**Your goal**
Send every record back word for word.

**Dataset excerpts**
···

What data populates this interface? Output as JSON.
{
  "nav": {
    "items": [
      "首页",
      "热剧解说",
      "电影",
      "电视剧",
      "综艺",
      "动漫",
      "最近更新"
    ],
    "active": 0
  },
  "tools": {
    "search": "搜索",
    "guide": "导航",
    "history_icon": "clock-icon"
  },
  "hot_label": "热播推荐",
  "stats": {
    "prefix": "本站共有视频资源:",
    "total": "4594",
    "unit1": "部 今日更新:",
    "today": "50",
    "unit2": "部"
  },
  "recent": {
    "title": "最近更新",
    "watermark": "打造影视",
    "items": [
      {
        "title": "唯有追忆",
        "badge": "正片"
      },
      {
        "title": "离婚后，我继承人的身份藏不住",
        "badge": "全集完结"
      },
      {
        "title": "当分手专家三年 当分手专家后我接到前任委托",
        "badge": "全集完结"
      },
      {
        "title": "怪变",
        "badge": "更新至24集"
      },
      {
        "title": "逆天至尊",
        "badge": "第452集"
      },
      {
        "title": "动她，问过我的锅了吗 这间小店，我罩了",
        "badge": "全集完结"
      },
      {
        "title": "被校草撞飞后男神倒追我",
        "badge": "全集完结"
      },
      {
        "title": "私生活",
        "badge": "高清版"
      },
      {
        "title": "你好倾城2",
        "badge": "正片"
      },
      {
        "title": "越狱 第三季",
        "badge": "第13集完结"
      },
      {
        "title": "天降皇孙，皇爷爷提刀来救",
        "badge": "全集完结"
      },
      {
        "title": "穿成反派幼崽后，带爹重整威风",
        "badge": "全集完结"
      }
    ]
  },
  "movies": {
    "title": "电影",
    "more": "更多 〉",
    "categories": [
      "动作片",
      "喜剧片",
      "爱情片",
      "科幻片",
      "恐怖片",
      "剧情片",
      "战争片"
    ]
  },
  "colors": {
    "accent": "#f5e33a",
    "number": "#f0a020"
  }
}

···

**Answer to this problem**
What data populates this interface? Output as JSON.
{
  "nav": {
    "items": [
      "首页",
      "热剧解说",
      "电影",
      "电视剧",
      "综艺",
      "动漫",
      "最近更新"
    ],
    "active": 0
  },
  "tools": {
    "search": "搜索",
    "guide": "导航",
    "history_icon": "clock-icon"
  },
  "hot_label": "热播推荐",
  "stats": {
    "prefix": "本站共有视频资源:",
    "total": "4594",
    "unit1": "部 今日更新:",
    "today": "50",
    "unit2": "部"
  },
  "recent": {
    "title": "最近更新",
    "watermark": "打造影视",
    "items": [
      {
        "title": "唯有追忆",
        "badge": "正片"
      },
      {
        "title": "离婚后，我继承人的身份藏不住",
        "badge": "全集完结"
      },
      {
        "title": "当分手专家三年 当分手专家后我接到前任委托",
        "badge": "全集完结"
      },
      {
        "title": "怪变",
        "badge": "更新至24集"
      },
      {
        "title": "逆天至尊",
        "badge": "第452集"
      },
      {
        "title": "动她，问过我的锅了吗 这间小店，我罩了",
        "badge": "全集完结"
      },
      {
        "title": "被校草撞飞后男神倒追我",
        "badge": "全集完结"
      },
      {
        "title": "私生活",
        "badge": "高清版"
      },
      {
        "title": "你好倾城2",
        "badge": "正片"
      },
      {
        "title": "越狱 第三季",
        "badge": "第13集完结"
      },
      {
        "title": "天降皇孙，皇爷爷提刀来救",
        "badge": "全集完结"
      },
      {
        "title": "穿成反派幼崽后，带爹重整威风",
        "badge": "全集完结"
      }
    ]
  },
  "movies": {
    "title": "电影",
    "more": "更多 〉",
    "categories": [
      "动作片",
      "喜剧片",
      "爱情片",
      "科幻片",
      "恐怖片",
      "剧情片",
      "战争片"
    ]
  },
  "colors": {
    "accent": "#f5e33a",
    "number": "#f0a020"
  }
}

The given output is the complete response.